The rise of self-employment in the UK: entrepreneurial transmission or declining job quality
The UK has experienced very significant growth in self-employment since the financial crisis. The self-employed are at higher risk of income volatility while facing lower levels of social insurance. Individual transitions into self-employment may be driven by a range of factors, both ‘pull’ and ‘push’. This paper proposes a re-evaluation of the evidence on whether private sector business organisations stimulate entrepreneurial transmission amongst their employees. In the UK context rising self-employment may reflect the consequences of flexibilization and falling job quality, rather than outright job loss. Previous research has focused mainly on the subjective notion of job satisfaction to identify the level of attachment the future self-employed have to their current employer. Quantitative analysis is undertaken using large scale British longitudinal survey data.
The paper extends this work to show that organisational (dis)attachment is evidenced in a range of extrinsic indicators of job quality, providing explanatory information beyond intrinsic job satisfaction. Specifically, the paper shows that the impact of training on self-employment entry depends asymmetrically on the source of that training. Finally, the paper argues that reduced attachment provides an alternative explanation for any ‘entrepreneurial transmission’ effect, through which employees, particularly those in smaller organizations, are more likely to enter self-employment. However, anticipated improvement in the experience of work from choosing self-employment is seen to be somewhat illusory, speaking to growing concerns about the impact of the growth of the gig economy.

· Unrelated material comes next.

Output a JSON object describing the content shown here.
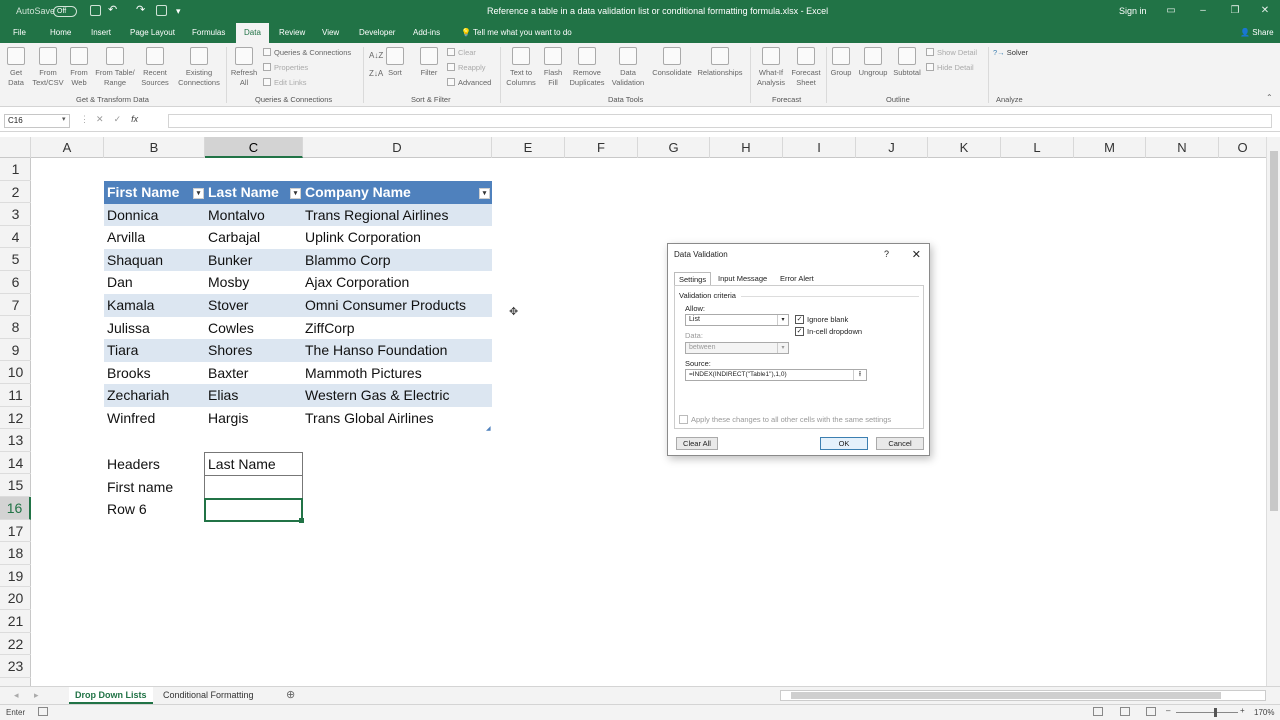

This paper was published by Professor Andrew Henley, Professor of Entrepreneurship and Economics and Director of Research Engagement and Impact at Cardiff University. He is also a member of the TPI Executive Team and academic lead for the Wales Productivity Forum. This article was published in the Cambridge Journal of Economics, Volume 45, Issue 3, May 2021, Pages 457–486